Every record below should be repeated word for word, with the pictures left out.
Material provided below:
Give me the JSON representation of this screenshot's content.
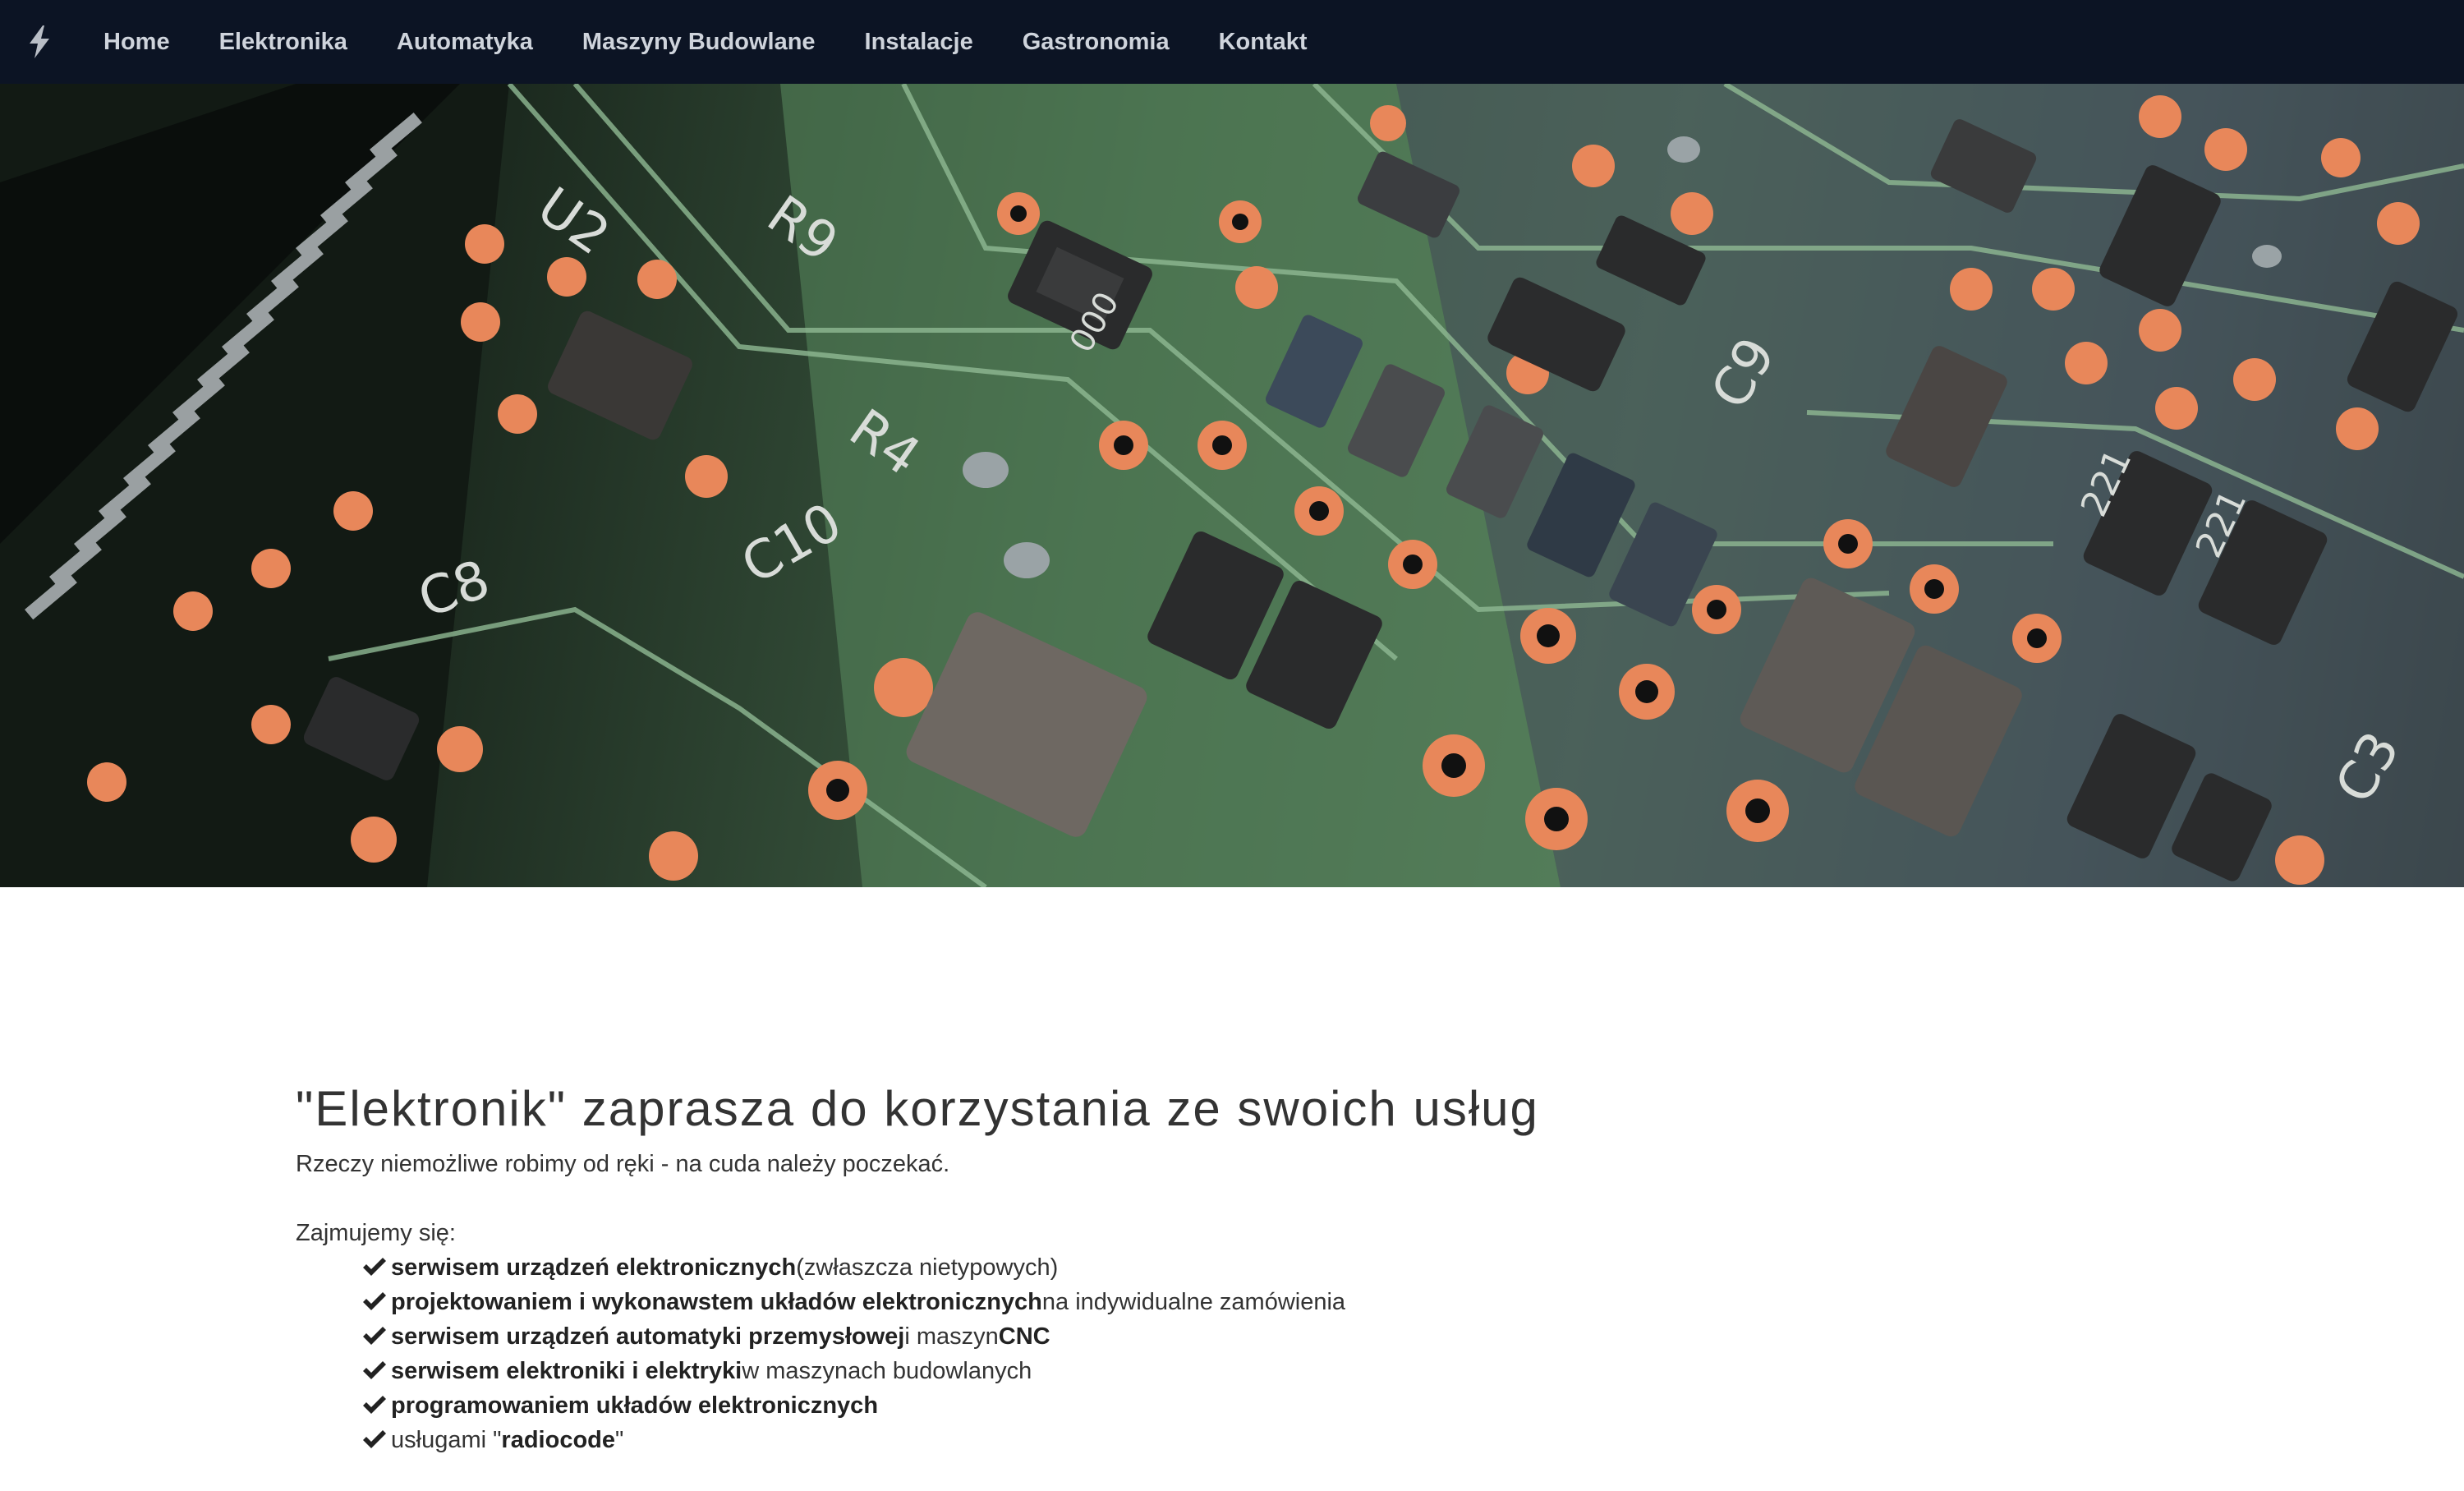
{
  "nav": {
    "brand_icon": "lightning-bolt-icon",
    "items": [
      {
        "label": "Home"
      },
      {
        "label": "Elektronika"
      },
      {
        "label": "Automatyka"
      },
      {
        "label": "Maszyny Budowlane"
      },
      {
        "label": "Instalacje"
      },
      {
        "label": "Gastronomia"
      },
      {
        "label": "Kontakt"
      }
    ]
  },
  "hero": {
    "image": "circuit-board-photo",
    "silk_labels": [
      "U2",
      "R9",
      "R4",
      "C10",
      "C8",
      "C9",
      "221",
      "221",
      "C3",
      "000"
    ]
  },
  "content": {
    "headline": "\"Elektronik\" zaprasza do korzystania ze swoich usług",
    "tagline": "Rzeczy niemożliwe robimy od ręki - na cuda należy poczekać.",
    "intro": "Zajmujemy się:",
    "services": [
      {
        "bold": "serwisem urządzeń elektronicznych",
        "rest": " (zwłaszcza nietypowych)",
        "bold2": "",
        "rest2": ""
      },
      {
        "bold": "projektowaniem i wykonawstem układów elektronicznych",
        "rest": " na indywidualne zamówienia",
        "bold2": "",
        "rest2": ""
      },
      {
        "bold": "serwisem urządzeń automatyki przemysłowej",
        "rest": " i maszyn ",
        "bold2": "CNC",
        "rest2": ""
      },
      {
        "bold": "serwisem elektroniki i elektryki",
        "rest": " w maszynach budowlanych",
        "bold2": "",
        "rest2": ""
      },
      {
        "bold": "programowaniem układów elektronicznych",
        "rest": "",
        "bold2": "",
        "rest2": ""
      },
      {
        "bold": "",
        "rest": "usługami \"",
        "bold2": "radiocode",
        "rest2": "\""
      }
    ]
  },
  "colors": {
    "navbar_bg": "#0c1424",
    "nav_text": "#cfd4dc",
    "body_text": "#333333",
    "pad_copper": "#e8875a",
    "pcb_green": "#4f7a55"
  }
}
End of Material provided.
▶ _The answer_
Give me the JSON representation of this screenshot's content.
{
  "nav": {
    "brand_icon": "lightning-bolt-icon",
    "items": [
      {
        "label": "Home"
      },
      {
        "label": "Elektronika"
      },
      {
        "label": "Automatyka"
      },
      {
        "label": "Maszyny Budowlane"
      },
      {
        "label": "Instalacje"
      },
      {
        "label": "Gastronomia"
      },
      {
        "label": "Kontakt"
      }
    ]
  },
  "hero": {
    "image": "circuit-board-photo",
    "silk_labels": [
      "U2",
      "R9",
      "R4",
      "C10",
      "C8",
      "C9",
      "221",
      "221",
      "C3",
      "000"
    ]
  },
  "content": {
    "headline": "\"Elektronik\" zaprasza do korzystania ze swoich usług",
    "tagline": "Rzeczy niemożliwe robimy od ręki - na cuda należy poczekać.",
    "intro": "Zajmujemy się:",
    "services": [
      {
        "bold": "serwisem urządzeń elektronicznych",
        "rest": " (zwłaszcza nietypowych)",
        "bold2": "",
        "rest2": ""
      },
      {
        "bold": "projektowaniem i wykonawstem układów elektronicznych",
        "rest": " na indywidualne zamówienia",
        "bold2": "",
        "rest2": ""
      },
      {
        "bold": "serwisem urządzeń automatyki przemysłowej",
        "rest": " i maszyn ",
        "bold2": "CNC",
        "rest2": ""
      },
      {
        "bold": "serwisem elektroniki i elektryki",
        "rest": " w maszynach budowlanych",
        "bold2": "",
        "rest2": ""
      },
      {
        "bold": "programowaniem układów elektronicznych",
        "rest": "",
        "bold2": "",
        "rest2": ""
      },
      {
        "bold": "",
        "rest": "usługami \"",
        "bold2": "radiocode",
        "rest2": "\""
      }
    ]
  },
  "colors": {
    "navbar_bg": "#0c1424",
    "nav_text": "#cfd4dc",
    "body_text": "#333333",
    "pad_copper": "#e8875a",
    "pcb_green": "#4f7a55"
  }
}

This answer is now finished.